What you are asked to do = Lines in the listing below containing the string "true" are to be identified and copied.
======== Source data
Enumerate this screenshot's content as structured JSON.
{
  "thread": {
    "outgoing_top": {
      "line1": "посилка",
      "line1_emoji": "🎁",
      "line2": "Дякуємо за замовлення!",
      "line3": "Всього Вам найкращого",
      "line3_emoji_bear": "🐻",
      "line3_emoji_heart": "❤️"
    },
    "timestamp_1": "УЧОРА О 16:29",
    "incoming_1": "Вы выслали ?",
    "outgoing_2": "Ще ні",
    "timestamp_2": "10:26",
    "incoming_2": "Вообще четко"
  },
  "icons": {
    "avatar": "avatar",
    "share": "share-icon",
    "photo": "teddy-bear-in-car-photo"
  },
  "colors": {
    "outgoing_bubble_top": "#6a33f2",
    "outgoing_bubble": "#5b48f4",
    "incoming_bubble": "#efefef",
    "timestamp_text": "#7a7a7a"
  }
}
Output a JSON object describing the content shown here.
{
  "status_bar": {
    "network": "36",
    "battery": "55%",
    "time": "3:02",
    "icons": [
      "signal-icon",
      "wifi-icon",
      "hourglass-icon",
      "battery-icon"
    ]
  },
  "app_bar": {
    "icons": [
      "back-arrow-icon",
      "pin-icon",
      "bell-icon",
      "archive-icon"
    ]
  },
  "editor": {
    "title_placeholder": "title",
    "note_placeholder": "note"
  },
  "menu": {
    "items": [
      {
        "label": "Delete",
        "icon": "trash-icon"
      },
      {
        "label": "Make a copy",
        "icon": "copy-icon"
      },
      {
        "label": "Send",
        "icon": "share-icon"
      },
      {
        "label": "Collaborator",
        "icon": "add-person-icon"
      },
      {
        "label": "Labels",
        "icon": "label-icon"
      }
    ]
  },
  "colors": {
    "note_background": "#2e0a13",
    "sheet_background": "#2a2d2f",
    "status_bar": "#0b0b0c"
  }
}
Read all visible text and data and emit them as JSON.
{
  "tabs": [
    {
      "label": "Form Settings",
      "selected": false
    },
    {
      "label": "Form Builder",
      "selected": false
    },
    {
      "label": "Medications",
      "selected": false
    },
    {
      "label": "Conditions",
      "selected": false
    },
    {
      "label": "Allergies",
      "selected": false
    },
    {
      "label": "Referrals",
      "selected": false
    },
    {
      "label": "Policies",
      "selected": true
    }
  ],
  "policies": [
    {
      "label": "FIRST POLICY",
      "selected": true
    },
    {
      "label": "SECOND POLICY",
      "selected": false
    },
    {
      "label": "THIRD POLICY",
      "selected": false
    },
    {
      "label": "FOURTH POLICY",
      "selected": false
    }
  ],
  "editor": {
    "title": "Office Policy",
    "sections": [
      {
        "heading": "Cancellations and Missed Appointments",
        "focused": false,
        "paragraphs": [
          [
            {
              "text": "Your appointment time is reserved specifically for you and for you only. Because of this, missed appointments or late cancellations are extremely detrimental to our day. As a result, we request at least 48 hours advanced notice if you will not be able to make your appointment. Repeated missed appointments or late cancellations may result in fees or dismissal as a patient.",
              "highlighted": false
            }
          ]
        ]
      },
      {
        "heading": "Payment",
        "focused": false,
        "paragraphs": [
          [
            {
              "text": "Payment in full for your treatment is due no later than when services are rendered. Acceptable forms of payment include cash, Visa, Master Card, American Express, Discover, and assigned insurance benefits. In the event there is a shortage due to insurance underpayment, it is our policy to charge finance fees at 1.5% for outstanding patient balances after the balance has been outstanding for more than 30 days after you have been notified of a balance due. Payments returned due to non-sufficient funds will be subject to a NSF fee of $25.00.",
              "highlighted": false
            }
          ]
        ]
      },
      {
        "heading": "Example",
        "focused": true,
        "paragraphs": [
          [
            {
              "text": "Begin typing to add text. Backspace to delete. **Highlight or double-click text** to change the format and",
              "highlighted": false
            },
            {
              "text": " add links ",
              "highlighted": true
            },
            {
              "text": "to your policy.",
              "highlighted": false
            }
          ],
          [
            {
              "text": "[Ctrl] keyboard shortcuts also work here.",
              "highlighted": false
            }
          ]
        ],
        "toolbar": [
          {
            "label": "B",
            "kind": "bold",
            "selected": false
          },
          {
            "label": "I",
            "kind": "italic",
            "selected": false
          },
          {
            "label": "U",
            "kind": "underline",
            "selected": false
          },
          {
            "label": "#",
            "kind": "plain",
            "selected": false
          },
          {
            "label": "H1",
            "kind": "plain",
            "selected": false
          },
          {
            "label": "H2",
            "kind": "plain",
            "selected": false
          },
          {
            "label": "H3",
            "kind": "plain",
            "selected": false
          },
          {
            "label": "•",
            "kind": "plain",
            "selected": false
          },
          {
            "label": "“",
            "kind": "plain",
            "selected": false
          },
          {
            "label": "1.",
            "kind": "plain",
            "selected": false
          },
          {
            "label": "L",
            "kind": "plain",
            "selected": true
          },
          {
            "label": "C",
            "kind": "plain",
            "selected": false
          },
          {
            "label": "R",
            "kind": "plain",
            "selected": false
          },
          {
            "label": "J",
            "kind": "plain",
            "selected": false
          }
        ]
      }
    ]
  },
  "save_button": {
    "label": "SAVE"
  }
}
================
Answer to this task =
      "selected": true
      "selected": true
        "focused": true,
              "highlighted": true
            "selected": true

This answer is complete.